[Extracted records]
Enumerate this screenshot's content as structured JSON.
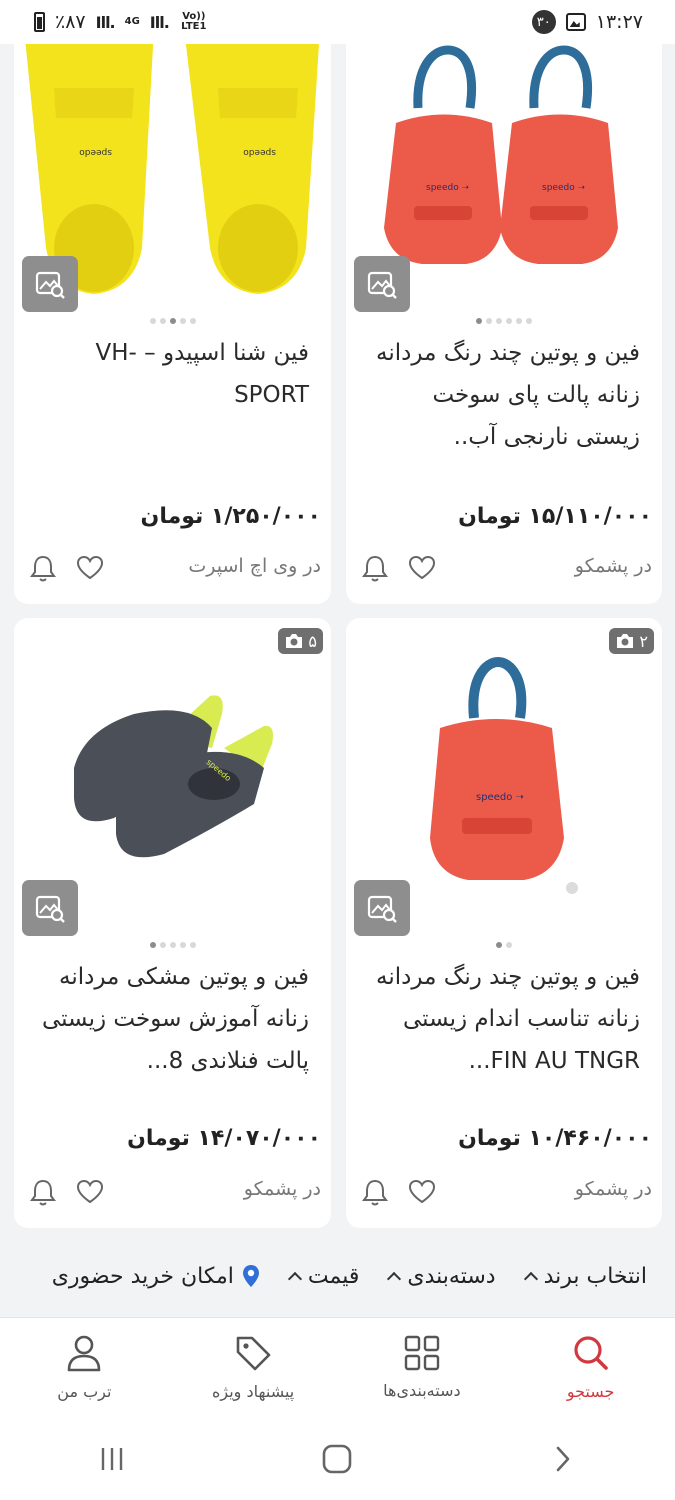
{
  "status_bar": {
    "battery": "٪۸۷",
    "network": "4G",
    "volte": "Vo)) LTE1",
    "notification_count": "۳۰",
    "time": "۱۳:۲۷"
  },
  "products": [
    {
      "title": "فین و پوتین چند رنگ مردانه زنانه پالت پای سوخت زیستی نارنجی آب..",
      "price": "۱۵/۱۱۰/۰۰۰ تومان",
      "seller": "در پشمکو",
      "dots_total": 6,
      "dot_active": 0,
      "photo_count": ""
    },
    {
      "title": "فین شنا اسپیدو – VH- SPORT",
      "price": "۱/۲۵۰/۰۰۰ تومان",
      "seller": "در وی اچ اسپرت",
      "dots_total": 5,
      "dot_active": 2,
      "photo_count": ""
    },
    {
      "title": "فین و پوتین چند رنگ مردانه زنانه تناسب اندام زیستی FIN AU TNGR...",
      "price": "۱۰/۴۶۰/۰۰۰ تومان",
      "seller": "در پشمکو",
      "dots_total": 2,
      "dot_active": 0,
      "photo_count": "۲"
    },
    {
      "title": "فین و پوتین مشکی مردانه زنانه آموزش سوخت زیستی پالت فنلاندی 8...",
      "price": "۱۴/۰۷۰/۰۰۰ تومان",
      "seller": "در پشمکو",
      "dots_total": 5,
      "dot_active": 0,
      "photo_count": "۵"
    }
  ],
  "filters": {
    "brand": "انتخاب برند",
    "category": "دسته‌بندی",
    "price": "قیمت",
    "in_person": "امکان خرید حضوری"
  },
  "bottom_nav": {
    "search": "جستجو",
    "categories": "دسته‌بندی‌ها",
    "offers": "پیشنهاد ویژه",
    "profile": "ترب من"
  },
  "colors": {
    "accent": "#d2393f",
    "yellow_fin": "#f3e31c",
    "red_fin": "#ec5a4a",
    "strap_blue": "#2e6c9a",
    "grey_fin": "#4b4f57",
    "lime_fin": "#d8ec52"
  }
}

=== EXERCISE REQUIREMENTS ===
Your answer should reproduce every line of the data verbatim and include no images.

=== RESPONSE ===
Enumerate this screenshot's content as structured JSON.
{
  "status_bar": {
    "battery": "٪۸۷",
    "network": "4G",
    "volte": "Vo)) LTE1",
    "notification_count": "۳۰",
    "time": "۱۳:۲۷"
  },
  "products": [
    {
      "title": "فین و پوتین چند رنگ مردانه زنانه پالت پای سوخت زیستی نارنجی آب..",
      "price": "۱۵/۱۱۰/۰۰۰ تومان",
      "seller": "در پشمکو",
      "dots_total": 6,
      "dot_active": 0,
      "photo_count": ""
    },
    {
      "title": "فین شنا اسپیدو – VH- SPORT",
      "price": "۱/۲۵۰/۰۰۰ تومان",
      "seller": "در وی اچ اسپرت",
      "dots_total": 5,
      "dot_active": 2,
      "photo_count": ""
    },
    {
      "title": "فین و پوتین چند رنگ مردانه زنانه تناسب اندام زیستی FIN AU TNGR...",
      "price": "۱۰/۴۶۰/۰۰۰ تومان",
      "seller": "در پشمکو",
      "dots_total": 2,
      "dot_active": 0,
      "photo_count": "۲"
    },
    {
      "title": "فین و پوتین مشکی مردانه زنانه آموزش سوخت زیستی پالت فنلاندی 8...",
      "price": "۱۴/۰۷۰/۰۰۰ تومان",
      "seller": "در پشمکو",
      "dots_total": 5,
      "dot_active": 0,
      "photo_count": "۵"
    }
  ],
  "filters": {
    "brand": "انتخاب برند",
    "category": "دسته‌بندی",
    "price": "قیمت",
    "in_person": "امکان خرید حضوری"
  },
  "bottom_nav": {
    "search": "جستجو",
    "categories": "دسته‌بندی‌ها",
    "offers": "پیشنهاد ویژه",
    "profile": "ترب من"
  },
  "colors": {
    "accent": "#d2393f",
    "yellow_fin": "#f3e31c",
    "red_fin": "#ec5a4a",
    "strap_blue": "#2e6c9a",
    "grey_fin": "#4b4f57",
    "lime_fin": "#d8ec52"
  }
}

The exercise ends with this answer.